[Stored items from a collection]

★ ★ ★ ★

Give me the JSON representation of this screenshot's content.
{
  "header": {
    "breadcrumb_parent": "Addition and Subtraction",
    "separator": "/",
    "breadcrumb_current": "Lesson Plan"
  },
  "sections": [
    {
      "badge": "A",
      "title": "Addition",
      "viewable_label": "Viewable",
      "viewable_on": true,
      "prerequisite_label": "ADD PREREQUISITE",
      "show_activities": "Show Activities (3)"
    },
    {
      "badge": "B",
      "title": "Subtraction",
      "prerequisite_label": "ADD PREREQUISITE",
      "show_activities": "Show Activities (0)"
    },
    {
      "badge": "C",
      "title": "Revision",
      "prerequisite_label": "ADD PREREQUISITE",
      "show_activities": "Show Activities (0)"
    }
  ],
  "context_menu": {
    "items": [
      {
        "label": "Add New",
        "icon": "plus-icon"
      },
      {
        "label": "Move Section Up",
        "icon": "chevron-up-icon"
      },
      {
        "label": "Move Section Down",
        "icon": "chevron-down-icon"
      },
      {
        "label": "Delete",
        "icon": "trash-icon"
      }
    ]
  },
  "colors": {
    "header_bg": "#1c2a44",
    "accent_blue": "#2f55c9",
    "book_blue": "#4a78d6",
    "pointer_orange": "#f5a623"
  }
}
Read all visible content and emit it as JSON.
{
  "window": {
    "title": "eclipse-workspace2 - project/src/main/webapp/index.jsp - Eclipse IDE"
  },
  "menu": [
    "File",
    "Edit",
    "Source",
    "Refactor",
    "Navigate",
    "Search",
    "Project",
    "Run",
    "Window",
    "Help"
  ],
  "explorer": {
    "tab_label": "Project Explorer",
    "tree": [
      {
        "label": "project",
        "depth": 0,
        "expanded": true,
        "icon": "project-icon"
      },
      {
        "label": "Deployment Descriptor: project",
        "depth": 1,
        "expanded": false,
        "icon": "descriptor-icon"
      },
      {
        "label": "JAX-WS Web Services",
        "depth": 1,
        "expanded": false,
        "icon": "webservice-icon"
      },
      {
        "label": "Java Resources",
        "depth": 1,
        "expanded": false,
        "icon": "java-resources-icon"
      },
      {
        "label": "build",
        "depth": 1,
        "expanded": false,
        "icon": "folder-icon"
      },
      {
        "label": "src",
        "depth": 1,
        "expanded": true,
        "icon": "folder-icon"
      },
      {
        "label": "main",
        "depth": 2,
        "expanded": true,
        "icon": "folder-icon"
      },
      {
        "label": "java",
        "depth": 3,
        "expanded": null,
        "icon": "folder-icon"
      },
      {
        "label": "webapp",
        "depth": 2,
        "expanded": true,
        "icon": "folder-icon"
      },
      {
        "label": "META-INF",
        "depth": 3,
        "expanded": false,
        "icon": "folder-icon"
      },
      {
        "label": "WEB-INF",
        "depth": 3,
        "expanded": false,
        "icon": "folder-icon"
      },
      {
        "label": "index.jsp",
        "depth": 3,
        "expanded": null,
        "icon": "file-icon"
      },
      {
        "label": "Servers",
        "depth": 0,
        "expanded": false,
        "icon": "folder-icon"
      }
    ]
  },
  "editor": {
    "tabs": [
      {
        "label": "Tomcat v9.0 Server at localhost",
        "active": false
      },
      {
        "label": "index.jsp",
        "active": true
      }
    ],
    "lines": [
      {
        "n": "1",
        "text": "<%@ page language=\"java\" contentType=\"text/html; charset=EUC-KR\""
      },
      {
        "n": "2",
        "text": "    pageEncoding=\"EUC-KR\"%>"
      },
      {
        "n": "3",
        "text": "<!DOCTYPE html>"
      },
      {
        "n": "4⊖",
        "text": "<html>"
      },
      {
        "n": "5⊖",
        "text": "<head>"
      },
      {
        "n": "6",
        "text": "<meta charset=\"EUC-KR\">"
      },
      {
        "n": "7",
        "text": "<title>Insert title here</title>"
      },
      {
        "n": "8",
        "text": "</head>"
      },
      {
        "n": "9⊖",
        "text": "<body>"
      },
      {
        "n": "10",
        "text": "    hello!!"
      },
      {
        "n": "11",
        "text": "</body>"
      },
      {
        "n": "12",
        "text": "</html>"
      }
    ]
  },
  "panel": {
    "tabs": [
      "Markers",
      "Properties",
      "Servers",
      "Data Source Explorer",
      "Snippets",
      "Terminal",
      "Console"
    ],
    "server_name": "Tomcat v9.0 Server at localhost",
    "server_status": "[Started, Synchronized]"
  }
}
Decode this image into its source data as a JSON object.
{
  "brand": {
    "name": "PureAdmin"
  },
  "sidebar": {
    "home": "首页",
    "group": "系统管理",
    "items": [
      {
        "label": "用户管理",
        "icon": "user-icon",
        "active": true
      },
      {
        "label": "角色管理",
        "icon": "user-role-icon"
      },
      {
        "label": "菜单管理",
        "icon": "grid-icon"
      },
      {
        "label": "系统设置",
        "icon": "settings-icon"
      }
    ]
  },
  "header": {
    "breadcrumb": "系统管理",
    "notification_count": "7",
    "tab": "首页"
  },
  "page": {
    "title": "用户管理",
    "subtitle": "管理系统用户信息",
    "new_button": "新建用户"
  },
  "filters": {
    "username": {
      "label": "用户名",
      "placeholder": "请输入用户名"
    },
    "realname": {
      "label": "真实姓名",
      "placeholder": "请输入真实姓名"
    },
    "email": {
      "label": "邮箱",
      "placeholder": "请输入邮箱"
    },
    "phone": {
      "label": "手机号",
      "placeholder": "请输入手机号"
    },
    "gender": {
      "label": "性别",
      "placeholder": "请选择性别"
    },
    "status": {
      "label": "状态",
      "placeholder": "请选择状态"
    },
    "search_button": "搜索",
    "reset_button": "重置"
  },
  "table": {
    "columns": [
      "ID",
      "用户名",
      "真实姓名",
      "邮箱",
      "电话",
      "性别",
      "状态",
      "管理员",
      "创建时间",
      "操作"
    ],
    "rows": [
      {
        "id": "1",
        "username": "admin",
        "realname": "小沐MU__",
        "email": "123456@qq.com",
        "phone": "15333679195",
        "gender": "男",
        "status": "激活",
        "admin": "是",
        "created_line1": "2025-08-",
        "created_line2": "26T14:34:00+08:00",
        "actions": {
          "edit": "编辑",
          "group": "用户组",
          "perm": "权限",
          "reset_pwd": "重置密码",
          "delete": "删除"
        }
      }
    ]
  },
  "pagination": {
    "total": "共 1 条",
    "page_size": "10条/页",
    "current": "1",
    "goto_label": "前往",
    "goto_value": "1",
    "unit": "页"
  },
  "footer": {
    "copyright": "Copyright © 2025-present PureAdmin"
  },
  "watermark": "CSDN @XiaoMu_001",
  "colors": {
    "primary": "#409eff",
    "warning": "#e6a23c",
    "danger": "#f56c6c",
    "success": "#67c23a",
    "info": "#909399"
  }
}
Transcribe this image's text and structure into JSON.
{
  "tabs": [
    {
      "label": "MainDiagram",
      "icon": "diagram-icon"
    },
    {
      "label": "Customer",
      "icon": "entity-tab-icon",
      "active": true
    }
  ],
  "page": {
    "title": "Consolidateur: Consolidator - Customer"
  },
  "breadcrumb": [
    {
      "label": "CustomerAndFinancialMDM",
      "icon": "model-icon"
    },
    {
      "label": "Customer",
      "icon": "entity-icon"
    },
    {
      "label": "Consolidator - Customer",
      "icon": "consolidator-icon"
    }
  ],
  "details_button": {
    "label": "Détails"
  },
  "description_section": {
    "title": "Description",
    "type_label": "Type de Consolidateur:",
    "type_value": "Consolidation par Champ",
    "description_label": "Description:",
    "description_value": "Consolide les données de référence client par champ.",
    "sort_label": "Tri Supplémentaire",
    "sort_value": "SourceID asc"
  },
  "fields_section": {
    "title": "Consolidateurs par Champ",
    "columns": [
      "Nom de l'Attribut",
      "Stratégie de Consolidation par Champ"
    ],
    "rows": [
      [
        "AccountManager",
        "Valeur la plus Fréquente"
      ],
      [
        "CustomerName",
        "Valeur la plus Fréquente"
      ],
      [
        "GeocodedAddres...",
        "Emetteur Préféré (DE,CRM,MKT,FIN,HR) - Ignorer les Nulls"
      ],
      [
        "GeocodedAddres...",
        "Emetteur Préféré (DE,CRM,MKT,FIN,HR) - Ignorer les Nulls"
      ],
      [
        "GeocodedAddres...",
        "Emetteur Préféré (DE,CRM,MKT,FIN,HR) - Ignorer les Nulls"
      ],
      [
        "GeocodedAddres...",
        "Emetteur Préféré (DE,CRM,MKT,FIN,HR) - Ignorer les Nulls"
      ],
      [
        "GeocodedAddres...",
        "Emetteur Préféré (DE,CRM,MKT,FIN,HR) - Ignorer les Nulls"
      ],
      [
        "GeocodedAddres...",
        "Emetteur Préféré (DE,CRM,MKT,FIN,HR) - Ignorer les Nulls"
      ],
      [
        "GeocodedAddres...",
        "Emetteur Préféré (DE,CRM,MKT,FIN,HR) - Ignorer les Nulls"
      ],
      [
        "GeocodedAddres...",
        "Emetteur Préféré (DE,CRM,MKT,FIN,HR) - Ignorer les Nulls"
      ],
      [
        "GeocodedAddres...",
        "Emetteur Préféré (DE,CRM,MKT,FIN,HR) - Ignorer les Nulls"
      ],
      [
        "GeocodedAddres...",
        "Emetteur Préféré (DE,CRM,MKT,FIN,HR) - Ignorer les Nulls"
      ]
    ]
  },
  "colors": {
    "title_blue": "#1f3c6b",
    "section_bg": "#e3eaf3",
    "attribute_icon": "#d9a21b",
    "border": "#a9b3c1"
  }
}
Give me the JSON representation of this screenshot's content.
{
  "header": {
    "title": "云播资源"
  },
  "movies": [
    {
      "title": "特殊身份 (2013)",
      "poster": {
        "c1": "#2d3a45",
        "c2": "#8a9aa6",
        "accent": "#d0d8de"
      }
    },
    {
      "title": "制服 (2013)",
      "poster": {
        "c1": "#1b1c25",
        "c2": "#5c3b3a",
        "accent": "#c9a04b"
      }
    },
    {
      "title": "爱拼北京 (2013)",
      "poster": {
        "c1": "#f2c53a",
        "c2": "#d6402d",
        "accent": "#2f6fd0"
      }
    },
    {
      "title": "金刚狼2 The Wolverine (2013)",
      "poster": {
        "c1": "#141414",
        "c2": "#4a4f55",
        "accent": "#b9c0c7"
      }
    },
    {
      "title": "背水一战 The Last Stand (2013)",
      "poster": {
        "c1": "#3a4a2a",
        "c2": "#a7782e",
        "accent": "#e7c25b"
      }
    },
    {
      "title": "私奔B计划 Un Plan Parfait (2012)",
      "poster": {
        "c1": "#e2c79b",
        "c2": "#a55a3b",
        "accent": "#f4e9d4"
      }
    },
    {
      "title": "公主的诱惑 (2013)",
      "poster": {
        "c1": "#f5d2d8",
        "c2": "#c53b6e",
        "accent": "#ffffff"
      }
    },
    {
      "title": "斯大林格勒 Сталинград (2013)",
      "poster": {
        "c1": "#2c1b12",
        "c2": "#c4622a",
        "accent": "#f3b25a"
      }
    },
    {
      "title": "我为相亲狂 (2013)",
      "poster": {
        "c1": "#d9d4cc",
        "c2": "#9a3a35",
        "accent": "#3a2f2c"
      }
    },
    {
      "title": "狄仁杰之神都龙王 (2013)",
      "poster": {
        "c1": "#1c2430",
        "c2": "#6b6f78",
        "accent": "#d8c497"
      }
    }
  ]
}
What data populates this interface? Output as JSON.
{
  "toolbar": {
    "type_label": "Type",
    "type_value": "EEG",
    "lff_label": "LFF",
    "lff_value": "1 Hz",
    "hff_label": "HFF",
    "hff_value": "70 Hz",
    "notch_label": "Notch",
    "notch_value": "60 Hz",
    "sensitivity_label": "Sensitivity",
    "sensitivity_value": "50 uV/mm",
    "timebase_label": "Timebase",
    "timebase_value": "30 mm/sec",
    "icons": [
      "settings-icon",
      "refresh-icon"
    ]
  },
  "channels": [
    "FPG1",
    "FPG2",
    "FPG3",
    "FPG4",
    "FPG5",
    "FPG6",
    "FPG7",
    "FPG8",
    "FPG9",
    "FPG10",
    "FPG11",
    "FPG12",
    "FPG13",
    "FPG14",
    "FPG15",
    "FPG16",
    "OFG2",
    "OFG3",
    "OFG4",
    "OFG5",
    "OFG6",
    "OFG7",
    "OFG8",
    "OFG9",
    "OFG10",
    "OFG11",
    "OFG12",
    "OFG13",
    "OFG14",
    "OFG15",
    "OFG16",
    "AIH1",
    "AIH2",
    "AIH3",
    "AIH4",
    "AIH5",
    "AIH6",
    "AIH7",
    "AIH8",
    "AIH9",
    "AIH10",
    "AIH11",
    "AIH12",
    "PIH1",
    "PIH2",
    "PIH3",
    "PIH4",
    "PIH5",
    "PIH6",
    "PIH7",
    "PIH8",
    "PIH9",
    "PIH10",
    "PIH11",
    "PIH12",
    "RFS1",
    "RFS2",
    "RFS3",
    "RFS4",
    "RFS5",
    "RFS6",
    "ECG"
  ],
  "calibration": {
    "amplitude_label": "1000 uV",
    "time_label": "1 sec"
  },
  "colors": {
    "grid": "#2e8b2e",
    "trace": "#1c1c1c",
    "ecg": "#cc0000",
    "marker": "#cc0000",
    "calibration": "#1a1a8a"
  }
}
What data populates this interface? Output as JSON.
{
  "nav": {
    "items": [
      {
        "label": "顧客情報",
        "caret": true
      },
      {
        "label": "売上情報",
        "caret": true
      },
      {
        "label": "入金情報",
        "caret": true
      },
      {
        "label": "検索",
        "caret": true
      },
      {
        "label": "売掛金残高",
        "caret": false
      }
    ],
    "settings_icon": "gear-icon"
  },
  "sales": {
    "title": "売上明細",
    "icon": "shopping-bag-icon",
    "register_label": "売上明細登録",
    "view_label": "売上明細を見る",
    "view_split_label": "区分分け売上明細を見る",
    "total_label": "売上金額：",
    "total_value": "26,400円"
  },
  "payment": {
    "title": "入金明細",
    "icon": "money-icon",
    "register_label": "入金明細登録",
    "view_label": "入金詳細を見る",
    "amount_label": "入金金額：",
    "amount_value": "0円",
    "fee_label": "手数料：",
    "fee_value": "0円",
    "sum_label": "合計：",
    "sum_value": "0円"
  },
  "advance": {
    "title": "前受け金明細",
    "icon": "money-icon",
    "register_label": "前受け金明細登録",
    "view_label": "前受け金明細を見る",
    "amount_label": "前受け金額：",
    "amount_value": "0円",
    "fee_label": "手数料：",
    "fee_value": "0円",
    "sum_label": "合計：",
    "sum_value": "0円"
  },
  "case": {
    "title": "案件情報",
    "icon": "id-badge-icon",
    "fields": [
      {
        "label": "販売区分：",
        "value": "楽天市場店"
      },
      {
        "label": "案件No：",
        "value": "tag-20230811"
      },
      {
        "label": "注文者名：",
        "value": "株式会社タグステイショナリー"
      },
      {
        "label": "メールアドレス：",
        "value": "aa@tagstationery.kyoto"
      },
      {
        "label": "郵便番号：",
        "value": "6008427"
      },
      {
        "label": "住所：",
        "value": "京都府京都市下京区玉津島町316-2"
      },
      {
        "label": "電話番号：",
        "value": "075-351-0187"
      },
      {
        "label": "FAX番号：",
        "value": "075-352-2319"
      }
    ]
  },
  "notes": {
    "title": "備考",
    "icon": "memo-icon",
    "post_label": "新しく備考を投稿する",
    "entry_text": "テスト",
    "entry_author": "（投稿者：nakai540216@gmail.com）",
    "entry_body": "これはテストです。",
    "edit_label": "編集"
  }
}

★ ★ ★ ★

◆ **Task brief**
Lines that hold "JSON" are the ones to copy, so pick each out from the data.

◆ **Solved problem**
Give me the JSON representation of this screenshot's content.
Read all visible content and emit it as JSON.
Decode this image into its source data as a JSON object.
Transcribe this image's text and structure into JSON.
Give me the JSON representation of this screenshot's content.
What data populates this interface? Output as JSON.
What data populates this interface? Output as JSON.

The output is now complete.